Dataset rows describing interfaces:
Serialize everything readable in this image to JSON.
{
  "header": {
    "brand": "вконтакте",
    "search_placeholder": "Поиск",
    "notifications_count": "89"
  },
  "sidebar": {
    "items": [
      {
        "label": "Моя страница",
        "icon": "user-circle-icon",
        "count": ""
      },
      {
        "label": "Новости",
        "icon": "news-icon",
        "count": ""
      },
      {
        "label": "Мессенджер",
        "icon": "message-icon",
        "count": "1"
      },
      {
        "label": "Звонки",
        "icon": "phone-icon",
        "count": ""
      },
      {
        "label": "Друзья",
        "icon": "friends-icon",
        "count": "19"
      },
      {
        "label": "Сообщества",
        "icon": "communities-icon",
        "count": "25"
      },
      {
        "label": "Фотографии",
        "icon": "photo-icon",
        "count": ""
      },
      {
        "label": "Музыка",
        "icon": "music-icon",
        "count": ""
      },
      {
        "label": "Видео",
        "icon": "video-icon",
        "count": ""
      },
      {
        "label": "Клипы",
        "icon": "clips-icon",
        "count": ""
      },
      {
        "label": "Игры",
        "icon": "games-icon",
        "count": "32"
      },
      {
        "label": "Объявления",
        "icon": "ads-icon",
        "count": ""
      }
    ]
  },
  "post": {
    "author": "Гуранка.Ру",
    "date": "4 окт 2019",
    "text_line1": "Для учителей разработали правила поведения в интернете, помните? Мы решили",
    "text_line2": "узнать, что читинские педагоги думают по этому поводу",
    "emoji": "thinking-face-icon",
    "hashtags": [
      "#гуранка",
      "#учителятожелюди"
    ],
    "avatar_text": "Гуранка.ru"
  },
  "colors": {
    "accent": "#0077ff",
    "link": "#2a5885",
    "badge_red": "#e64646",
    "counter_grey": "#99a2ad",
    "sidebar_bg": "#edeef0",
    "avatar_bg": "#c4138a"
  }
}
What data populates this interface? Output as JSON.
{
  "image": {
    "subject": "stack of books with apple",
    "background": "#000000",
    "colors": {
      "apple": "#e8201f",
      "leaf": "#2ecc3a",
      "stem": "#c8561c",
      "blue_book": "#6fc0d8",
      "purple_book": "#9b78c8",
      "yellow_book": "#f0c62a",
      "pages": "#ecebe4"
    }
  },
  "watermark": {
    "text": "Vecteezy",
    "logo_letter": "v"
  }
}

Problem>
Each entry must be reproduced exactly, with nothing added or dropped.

Solution to the problem>
Serialize everything readable in this image to JSON.
{
  "header": {
    "brand": "вконтакте",
    "search_placeholder": "Поиск",
    "notifications_count": "89"
  },
  "sidebar": {
    "items": [
      {
        "label": "Моя страница",
        "icon": "user-circle-icon",
        "count": ""
      },
      {
        "label": "Новости",
        "icon": "news-icon",
        "count": ""
      },
      {
        "label": "Мессенджер",
        "icon": "message-icon",
        "count": "1"
      },
      {
        "label": "Звонки",
        "icon": "phone-icon",
        "count": ""
      },
      {
        "label": "Друзья",
        "icon": "friends-icon",
        "count": "19"
      },
      {
        "label": "Сообщества",
        "icon": "communities-icon",
        "count": "25"
      },
      {
        "label": "Фотографии",
        "icon": "photo-icon",
        "count": ""
      },
      {
        "label": "Музыка",
        "icon": "music-icon",
        "count": ""
      },
      {
        "label": "Видео",
        "icon": "video-icon",
        "count": ""
      },
      {
        "label": "Клипы",
        "icon": "clips-icon",
        "count": ""
      },
      {
        "label": "Игры",
        "icon": "games-icon",
        "count": "32"
      },
      {
        "label": "Объявления",
        "icon": "ads-icon",
        "count": ""
      }
    ]
  },
  "post": {
    "author": "Гуранка.Ру",
    "date": "4 окт 2019",
    "text_line1": "Для учителей разработали правила поведения в интернете, помните? Мы решили",
    "text_line2": "узнать, что читинские педагоги думают по этому поводу",
    "emoji": "thinking-face-icon",
    "hashtags": [
      "#гуранка",
      "#учителятожелюди"
    ],
    "avatar_text": "Гуранка.ru"
  },
  "colors": {
    "accent": "#0077ff",
    "link": "#2a5885",
    "badge_red": "#e64646",
    "counter_grey": "#99a2ad",
    "sidebar_bg": "#edeef0",
    "avatar_bg": "#c4138a"
  }
}
What data populates this interface? Output as JSON.
{
  "image": {
    "subject": "stack of books with apple",
    "background": "#000000",
    "colors": {
      "apple": "#e8201f",
      "leaf": "#2ecc3a",
      "stem": "#c8561c",
      "blue_book": "#6fc0d8",
      "purple_book": "#9b78c8",
      "yellow_book": "#f0c62a",
      "pages": "#ecebe4"
    }
  },
  "watermark": {
    "text": "Vecteezy",
    "logo_letter": "v"
  }
}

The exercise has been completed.